A majority of the population of the world considers instant noodles a staple food, like the well-loved rice in Asian countries. For many people out there, preparing these takes less than a minute or two, thus, making it easy for students, full-time parents and workers to make something that does not require too much effort.
However, what goes unnoticed in eating instant noodles are its risks. Even though there exist common myths like adding vegetables to a cup of instant noodles to enhance the nutritional value, the problems that these can cause is something that cannot be remedied by raw foods. That said, here a few reasons why eating instant noodles can be bad for one’s health.
Difficulty in digesting them
Instant noodles can strain the digestive system, pushing it to break down highly processed noodles for hours. This can disrupt a person’s blood sugar levels and insulin release if consumed too quickly. Instant noodles encourage slow digestion, frequent intake of preservatives and other toxic chemicals. In the long run, these can lead to an over-exposure of butylatedhydroxyanisole and tert-butylhydroquinone, two chemicals that are commonly used in products to prolong shelf life. These two can cause anxiety, asthma and diarrhea.

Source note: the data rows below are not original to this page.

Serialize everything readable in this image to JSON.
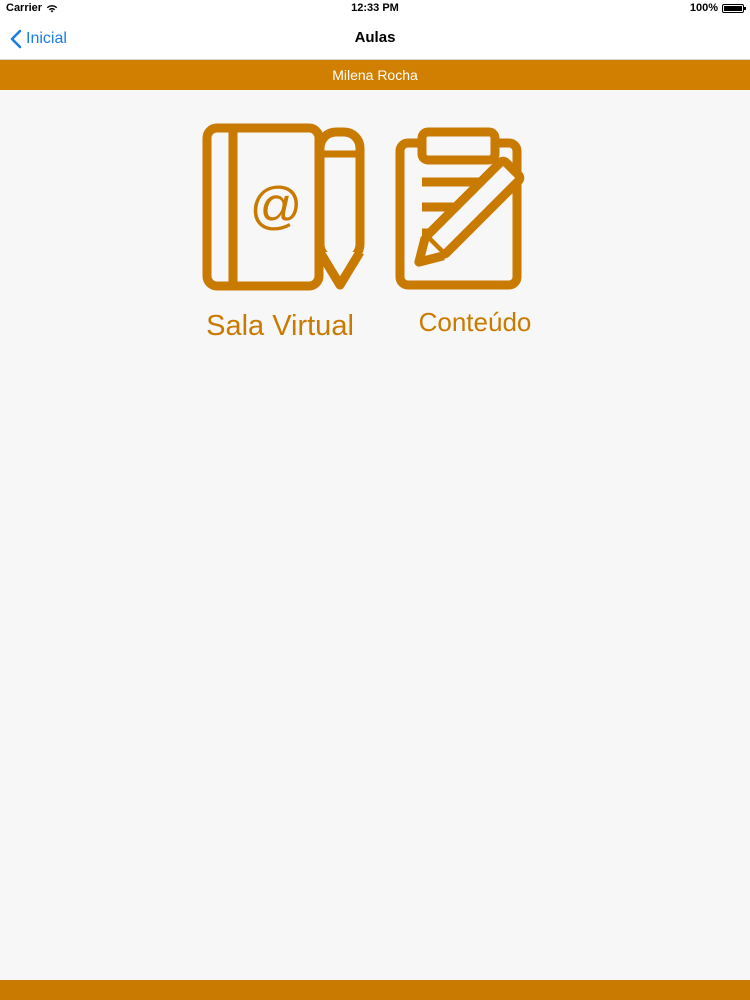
{
  "status_bar": {
    "carrier": "Carrier",
    "time": "12:33 PM",
    "battery": "100%"
  },
  "nav": {
    "back_label": "Inicial",
    "title": "Aulas"
  },
  "user_bar": {
    "name": "Milena Rocha"
  },
  "tiles": [
    {
      "label": "Sala Virtual",
      "icon": "address-book-pencil-icon"
    },
    {
      "label": "Conteúdo",
      "icon": "clipboard-pencil-icon"
    }
  ],
  "colors": {
    "accent": "#d17f00",
    "icon": "#c97a00",
    "link": "#1a7de0",
    "background": "#f7f7f7"
  }
}
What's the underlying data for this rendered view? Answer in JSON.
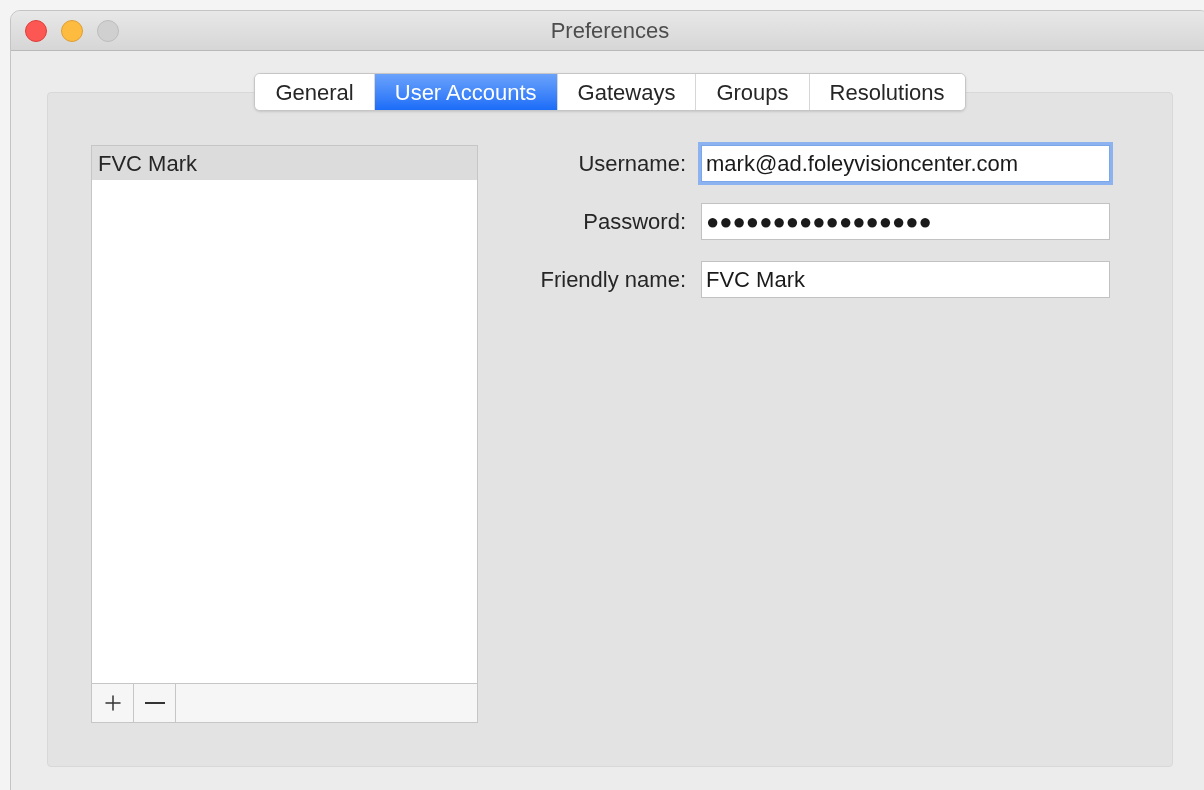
{
  "window": {
    "title": "Preferences"
  },
  "tabs": [
    {
      "label": "General",
      "selected": false
    },
    {
      "label": "User Accounts",
      "selected": true
    },
    {
      "label": "Gateways",
      "selected": false
    },
    {
      "label": "Groups",
      "selected": false
    },
    {
      "label": "Resolutions",
      "selected": false
    }
  ],
  "accounts": [
    {
      "name": "FVC Mark",
      "selected": true
    }
  ],
  "fields": [
    {
      "label": "Username:",
      "value": "mark@ad.foleyvisioncenter.com",
      "focused": true
    },
    {
      "label": "Password:",
      "value": "●●●●●●●●●●●●●●●●●",
      "focused": false
    },
    {
      "label": "Friendly name:",
      "value": "FVC Mark",
      "focused": false
    }
  ]
}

Risk of heart disease
In a previous study conducted by the Journal of Nutrition, it was revealed that people who consumed an immoderate amount of instant noodles had a higher risk of metabolic syndrome, a set of symptoms including having elevated blood pressure, low levels of HDL cholesterol and higher chances of heart disease, diabetes and stroke.
Contains a high amount of salt
It comes as no surprise that instant noodles contain an excessive amount of salt, which can affect the overall health of a person. In a research published in the American Journal of Hypertension in 2014, it was found that high dietary sodium consumption was acknowledged as one of the main factors in high death rates in the past 23 case studies. This additional sodium can also result in high blood pressure and heart disease.